To begin, launch a new workbook with one worksheet, and name that sheet Square. Then enter the numbers, text, and formatting shown in rows 1 through 9 of the table above.
Assign range names to the two settings marked by the yellow cells. To do so, first select cell C1. Choose Formulas, Defined Names, Define Name (or press Ctrl+Alt+F3) to launch theNew Name dialog. Change the Scope setting to Square; make sure that the Name text is Points; then choose OK. Now select cell C2 and repeat the process to define the name Scale.
Now enter these formulas for the cells shown:
Copy the range A10:C10 down the column for at least 200 rows. (The exact number of rows isn’t critical. Add even more rows if you want.)
To create the chart, first select the range from cell B5 through the bottom of your formulas in column C. (So, for example, you might select the range B5:C200.)
Now, in your Ribbon, choose Insert, Charts, Scatter, Scatter with Straight Lines. And after Excel creates your chart, cut and paste it to the top area of your worksheet, if necessary.

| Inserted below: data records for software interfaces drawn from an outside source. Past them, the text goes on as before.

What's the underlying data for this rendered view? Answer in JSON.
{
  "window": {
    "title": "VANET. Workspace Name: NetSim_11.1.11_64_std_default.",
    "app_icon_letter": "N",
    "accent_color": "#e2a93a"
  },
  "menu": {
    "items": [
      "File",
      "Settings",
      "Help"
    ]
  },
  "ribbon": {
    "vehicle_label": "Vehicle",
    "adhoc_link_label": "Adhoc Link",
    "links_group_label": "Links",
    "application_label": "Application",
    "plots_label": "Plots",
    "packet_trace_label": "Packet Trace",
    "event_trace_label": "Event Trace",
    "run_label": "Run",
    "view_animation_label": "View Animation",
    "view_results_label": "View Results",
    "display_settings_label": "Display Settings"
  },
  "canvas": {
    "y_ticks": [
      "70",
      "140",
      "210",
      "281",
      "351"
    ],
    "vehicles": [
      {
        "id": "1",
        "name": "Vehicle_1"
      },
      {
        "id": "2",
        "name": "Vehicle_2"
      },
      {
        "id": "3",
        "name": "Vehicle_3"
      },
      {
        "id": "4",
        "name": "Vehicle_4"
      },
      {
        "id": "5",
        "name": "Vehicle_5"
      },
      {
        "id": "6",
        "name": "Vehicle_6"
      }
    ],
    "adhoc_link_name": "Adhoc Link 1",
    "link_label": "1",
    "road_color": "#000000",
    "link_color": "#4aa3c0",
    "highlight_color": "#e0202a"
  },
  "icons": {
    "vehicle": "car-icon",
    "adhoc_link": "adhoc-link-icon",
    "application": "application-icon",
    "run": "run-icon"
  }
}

Select and delete the chart’s legend, title, and gridlines, as needed. Then click on one of the chart axes and press Ctrl+1 to launch the Format Axis dialog or side panel. Set the minimum axis option to 0 (zero) and the maximum value to 1. Then do the same for the other axis.
Now resize the chart object so that it’s approximately square.

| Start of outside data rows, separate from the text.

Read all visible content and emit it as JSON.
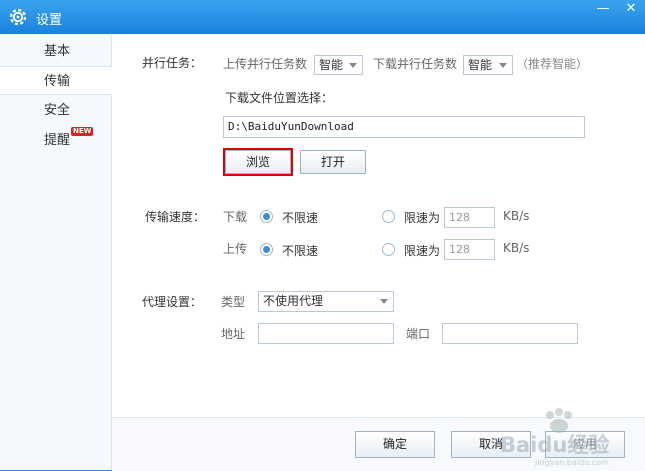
{
  "window": {
    "title": "设置",
    "minimize_label": "—",
    "close_label": "✕"
  },
  "sidebar": {
    "items": [
      {
        "label": "基本"
      },
      {
        "label": "传输"
      },
      {
        "label": "安全"
      },
      {
        "label": "提醒",
        "badge": "NEW"
      }
    ],
    "active": "传输"
  },
  "parallel": {
    "section_label": "并行任务：",
    "upload_label": "上传并行任务数",
    "upload_value": "智能",
    "download_label": "下载并行任务数",
    "download_value": "智能",
    "hint": "（推荐智能）"
  },
  "location": {
    "label": "下载文件位置选择：",
    "path": "D:\\BaiduYunDownload",
    "browse_label": "浏览",
    "open_label": "打开"
  },
  "speed": {
    "section_label": "传输速度：",
    "download": {
      "label": "下载",
      "unlimited_label": "不限速",
      "limit_label": "限速为",
      "limit_value": "128",
      "unit": "KB/s",
      "selected": "unlimited"
    },
    "upload": {
      "label": "上传",
      "unlimited_label": "不限速",
      "limit_label": "限速为",
      "limit_value": "128",
      "unit": "KB/s",
      "selected": "unlimited"
    }
  },
  "proxy": {
    "section_label": "代理设置：",
    "type_label": "类型",
    "type_value": "不使用代理",
    "address_label": "地址",
    "address_value": "",
    "port_label": "端口",
    "port_value": ""
  },
  "footer": {
    "ok_label": "确定",
    "cancel_label": "取消",
    "apply_label": "应用"
  },
  "watermark": {
    "text": "Baidu经验",
    "sub": "jingyan.baidu.com"
  }
}
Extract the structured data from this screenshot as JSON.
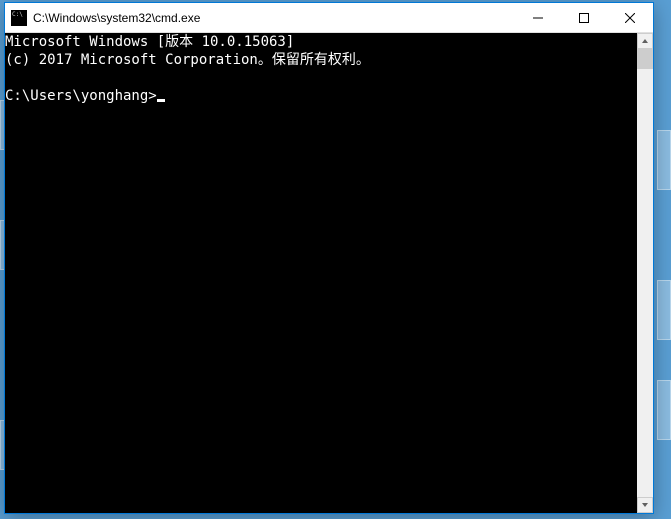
{
  "window": {
    "title": "C:\\Windows\\system32\\cmd.exe"
  },
  "console": {
    "line1": "Microsoft Windows [版本 10.0.15063]",
    "line2": "(c) 2017 Microsoft Corporation。保留所有权利。",
    "blank": "",
    "prompt": "C:\\Users\\yonghang>"
  }
}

Set Up the Dynamic Range Names
After I created the first chart, I set up a way to control how many points the chart would display. Doing so gave me two benefits. First, I could experiment with both settings in yellow to change the appearance of my chart significantly. Second, I could step through each point in the chart, comparing the values in the table with how Excel displays each new line in the chart.
To control the number of points that the chart displays, I set up two dynamic range names. To set up these names, press Ctrl+Alt+F3 again to launch the New Name dialog. Enter theName and Refers to formula shown in the first line below. After you choose OK, repeat the process with the second Name and its Refers to formula.

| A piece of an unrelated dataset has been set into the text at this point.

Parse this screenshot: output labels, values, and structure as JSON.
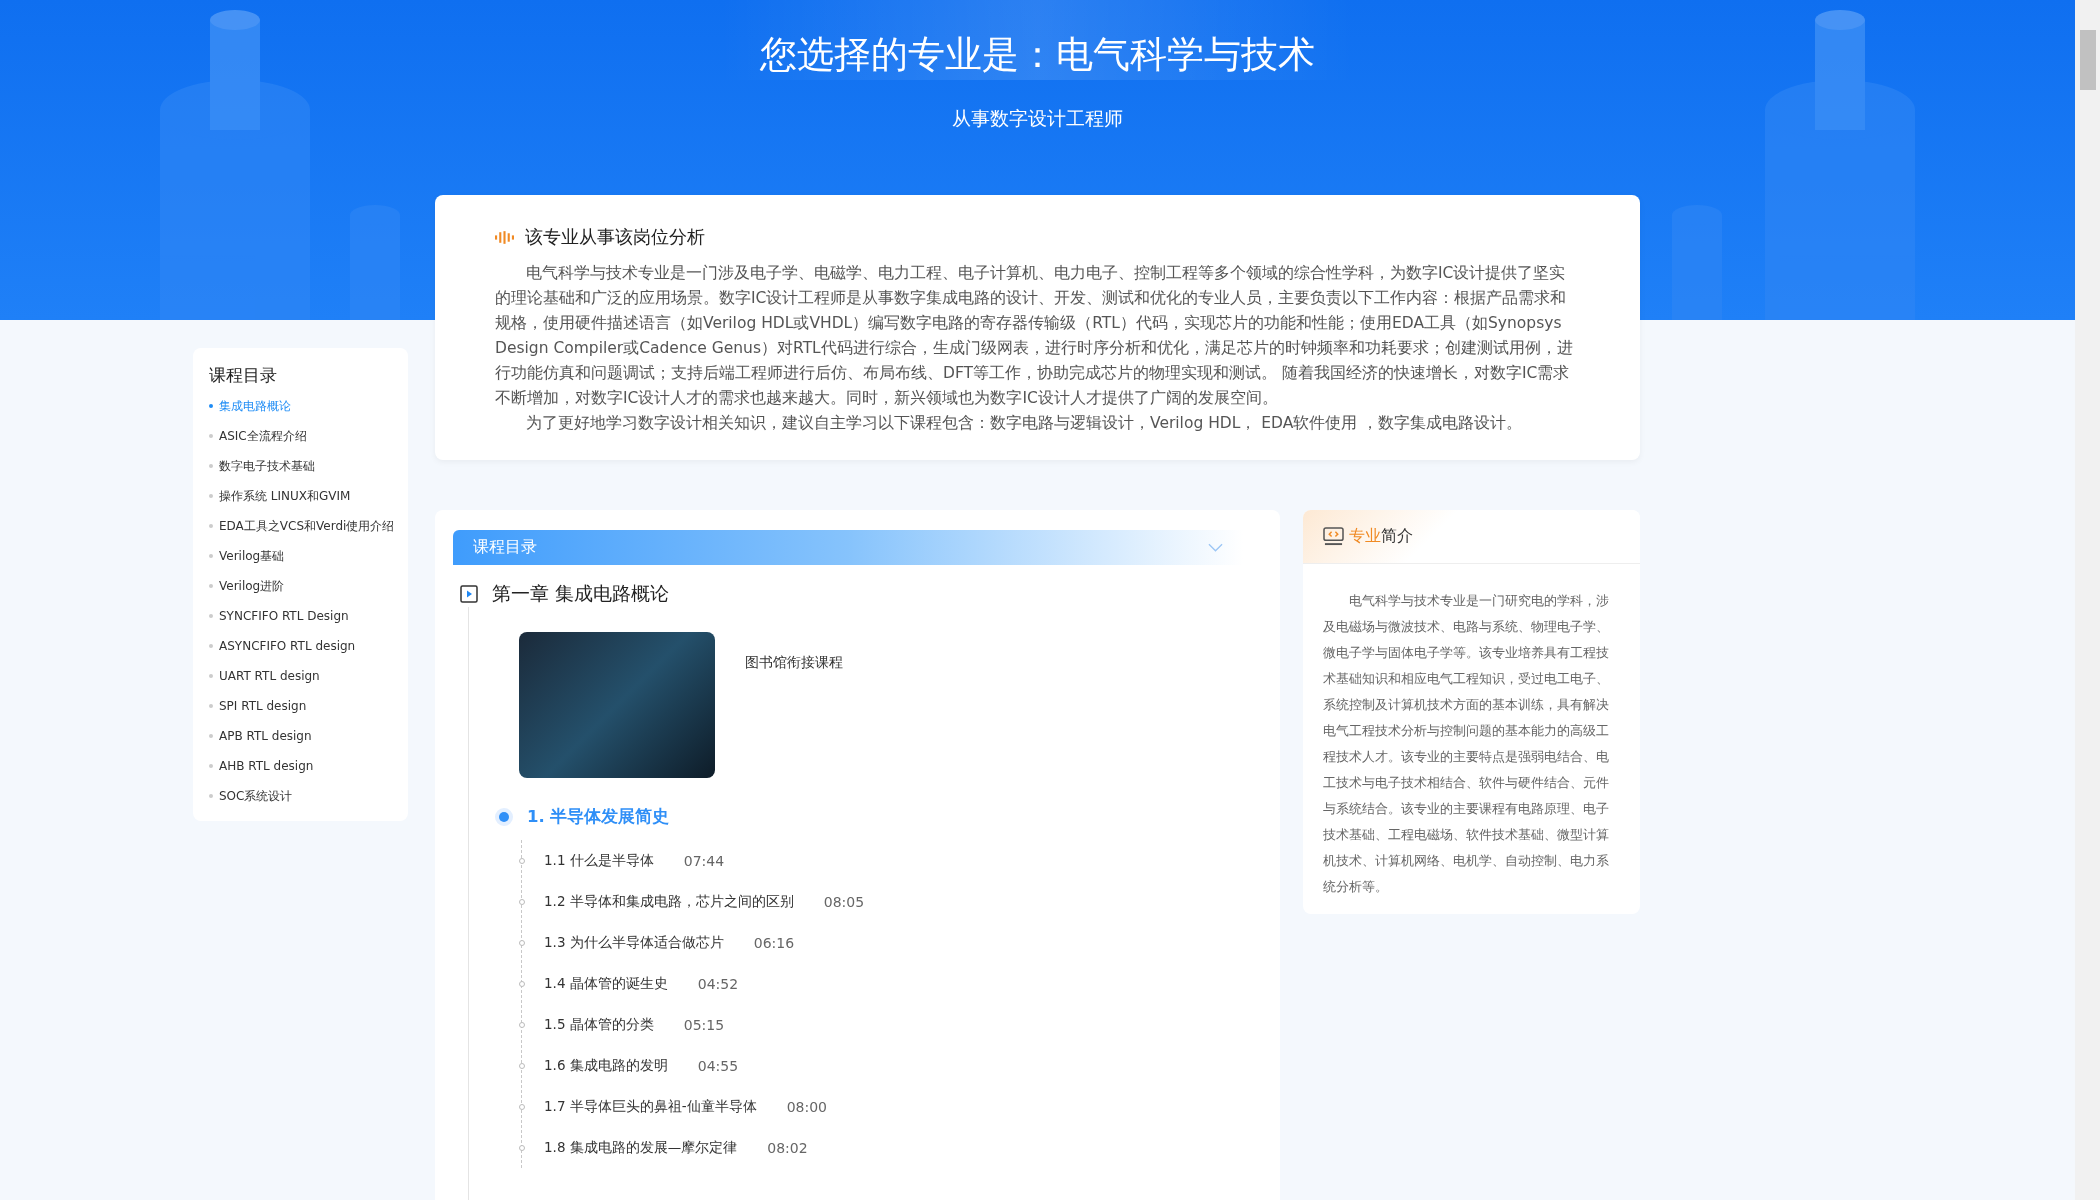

Each of these formulas OFFSET formulas returns a range with its height determined by the yellow Pointssetting in the worksheet named Square.
To test that you’ve set up these names correctly, press F5 to launch the Go to dialog and enter Xplot as the Reference. Excel should select the range specified by the formula above. Then repeat this test with the Yplot dynamic range name.
Once you confirm that the two dynamic range names are working correctly, you need to set them up in the SERIES formula in your chart.
To do so, first click on a line in your chart. When you do so, your formula bar should display a formula that looks somewhat like this:
Replace the first cell address with Xplot and the second with Yplot, , giving you this formula:
After you press Enter, you can adjust your chart settings easily.
For example, the first chart in this figure relies on a setting of 100 Points and a Scale of 85%.
And the second chart relies on a setting of 200 points and a Scale of 98%.
How to Create Other Shapes
The octagon, star, and triangle, at the top of this page use a different number of values to begin the data table that controls their chart.
Here, for example, the table for the triangle has four points rather than five points used by the square. And the table for the octagon has nine points. In all cases, the value for the last point is the same as the value for the first point.
You can experiment with other shapes in your charts. You’ll just need to enter X and Y values for each point need to draw the shape.
Additionally, you can switch between straight lines and smoothed lines for your plot. You also can adjust both the number of points in the charts and it’s scaling. To do so, adjust the values in yellow, as shown in the figure above. Doing so will change the appearance significantly, as shown in the right column of stars in the examples below.
Finally, in my download workbook that’s available at this link I’ve included a page of random shapes, as shown in the first two columns in the figure below. Every time you press F9 you’ll get another shape.
Have fun with your charts!